● **Exercise requirements**
Write down every entry below once more, exactly.

● **Records for processing**
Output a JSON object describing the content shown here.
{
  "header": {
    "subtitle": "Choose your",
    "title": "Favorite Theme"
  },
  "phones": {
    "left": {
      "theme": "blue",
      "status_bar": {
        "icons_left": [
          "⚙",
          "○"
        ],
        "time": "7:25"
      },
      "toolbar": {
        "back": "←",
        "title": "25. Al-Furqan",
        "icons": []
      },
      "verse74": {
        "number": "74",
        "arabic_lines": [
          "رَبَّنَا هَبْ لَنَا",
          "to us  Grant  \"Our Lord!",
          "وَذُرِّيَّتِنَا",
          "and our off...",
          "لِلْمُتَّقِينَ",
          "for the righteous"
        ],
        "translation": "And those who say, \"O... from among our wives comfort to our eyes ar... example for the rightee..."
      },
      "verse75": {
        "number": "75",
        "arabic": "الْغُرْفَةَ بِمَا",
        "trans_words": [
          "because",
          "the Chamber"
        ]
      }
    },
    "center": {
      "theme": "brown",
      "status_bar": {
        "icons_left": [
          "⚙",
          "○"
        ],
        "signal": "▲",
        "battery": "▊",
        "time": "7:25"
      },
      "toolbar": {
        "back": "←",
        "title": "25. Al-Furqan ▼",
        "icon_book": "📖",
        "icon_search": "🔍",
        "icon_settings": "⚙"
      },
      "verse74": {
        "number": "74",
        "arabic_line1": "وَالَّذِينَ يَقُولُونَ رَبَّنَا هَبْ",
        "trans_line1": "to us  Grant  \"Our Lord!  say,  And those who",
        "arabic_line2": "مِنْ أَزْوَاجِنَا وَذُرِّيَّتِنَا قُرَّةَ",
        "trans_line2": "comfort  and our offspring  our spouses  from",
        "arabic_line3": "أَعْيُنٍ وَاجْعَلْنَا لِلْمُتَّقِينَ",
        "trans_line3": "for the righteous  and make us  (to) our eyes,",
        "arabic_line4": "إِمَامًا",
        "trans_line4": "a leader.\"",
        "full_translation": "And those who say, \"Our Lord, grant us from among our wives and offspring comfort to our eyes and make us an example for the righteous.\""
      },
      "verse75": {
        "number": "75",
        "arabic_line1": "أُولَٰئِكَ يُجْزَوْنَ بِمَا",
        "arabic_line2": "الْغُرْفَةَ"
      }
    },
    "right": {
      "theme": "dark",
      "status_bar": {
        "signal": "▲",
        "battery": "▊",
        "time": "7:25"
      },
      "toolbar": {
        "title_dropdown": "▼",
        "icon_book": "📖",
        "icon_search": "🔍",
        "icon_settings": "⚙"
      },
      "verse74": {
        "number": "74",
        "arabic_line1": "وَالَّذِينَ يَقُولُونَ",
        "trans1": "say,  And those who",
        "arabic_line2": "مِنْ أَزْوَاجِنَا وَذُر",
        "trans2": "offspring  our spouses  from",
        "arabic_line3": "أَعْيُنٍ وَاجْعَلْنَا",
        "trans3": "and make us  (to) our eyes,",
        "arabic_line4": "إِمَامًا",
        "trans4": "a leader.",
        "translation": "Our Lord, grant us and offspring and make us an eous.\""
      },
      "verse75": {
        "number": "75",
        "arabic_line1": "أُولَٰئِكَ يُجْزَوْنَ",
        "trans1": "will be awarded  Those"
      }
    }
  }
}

● **Solved exercise**
Output a JSON object describing the content shown here.
{
  "header": {
    "subtitle": "Choose your",
    "title": "Favorite Theme"
  },
  "phones": {
    "left": {
      "theme": "blue",
      "status_bar": {
        "icons_left": [
          "⚙",
          "○"
        ],
        "time": "7:25"
      },
      "toolbar": {
        "back": "←",
        "title": "25. Al-Furqan",
        "icons": []
      },
      "verse74": {
        "number": "74",
        "arabic_lines": [
          "رَبَّنَا هَبْ لَنَا",
          "to us  Grant  \"Our Lord!",
          "وَذُرِّيَّتِنَا",
          "and our off...",
          "لِلْمُتَّقِينَ",
          "for the righteous"
        ],
        "translation": "And those who say, \"O... from among our wives comfort to our eyes ar... example for the rightee..."
      },
      "verse75": {
        "number": "75",
        "arabic": "الْغُرْفَةَ بِمَا",
        "trans_words": [
          "because",
          "the Chamber"
        ]
      }
    },
    "center": {
      "theme": "brown",
      "status_bar": {
        "icons_left": [
          "⚙",
          "○"
        ],
        "signal": "▲",
        "battery": "▊",
        "time": "7:25"
      },
      "toolbar": {
        "back": "←",
        "title": "25. Al-Furqan ▼",
        "icon_book": "📖",
        "icon_search": "🔍",
        "icon_settings": "⚙"
      },
      "verse74": {
        "number": "74",
        "arabic_line1": "وَالَّذِينَ يَقُولُونَ رَبَّنَا هَبْ",
        "trans_line1": "to us  Grant  \"Our Lord!  say,  And those who",
        "arabic_line2": "مِنْ أَزْوَاجِنَا وَذُرِّيَّتِنَا قُرَّةَ",
        "trans_line2": "comfort  and our offspring  our spouses  from",
        "arabic_line3": "أَعْيُنٍ وَاجْعَلْنَا لِلْمُتَّقِينَ",
        "trans_line3": "for the righteous  and make us  (to) our eyes,",
        "arabic_line4": "إِمَامًا",
        "trans_line4": "a leader.\"",
        "full_translation": "And those who say, \"Our Lord, grant us from among our wives and offspring comfort to our eyes and make us an example for the righteous.\""
      },
      "verse75": {
        "number": "75",
        "arabic_line1": "أُولَٰئِكَ يُجْزَوْنَ بِمَا",
        "arabic_line2": "الْغُرْفَةَ"
      }
    },
    "right": {
      "theme": "dark",
      "status_bar": {
        "signal": "▲",
        "battery": "▊",
        "time": "7:25"
      },
      "toolbar": {
        "title_dropdown": "▼",
        "icon_book": "📖",
        "icon_search": "🔍",
        "icon_settings": "⚙"
      },
      "verse74": {
        "number": "74",
        "arabic_line1": "وَالَّذِينَ يَقُولُونَ",
        "trans1": "say,  And those who",
        "arabic_line2": "مِنْ أَزْوَاجِنَا وَذُر",
        "trans2": "offspring  our spouses  from",
        "arabic_line3": "أَعْيُنٍ وَاجْعَلْنَا",
        "trans3": "and make us  (to) our eyes,",
        "arabic_line4": "إِمَامًا",
        "trans4": "a leader.",
        "translation": "Our Lord, grant us and offspring and make us an eous.\""
      },
      "verse75": {
        "number": "75",
        "arabic_line1": "أُولَٰئِكَ يُجْزَوْنَ",
        "trans1": "will be awarded  Those"
      }
    }
  }
}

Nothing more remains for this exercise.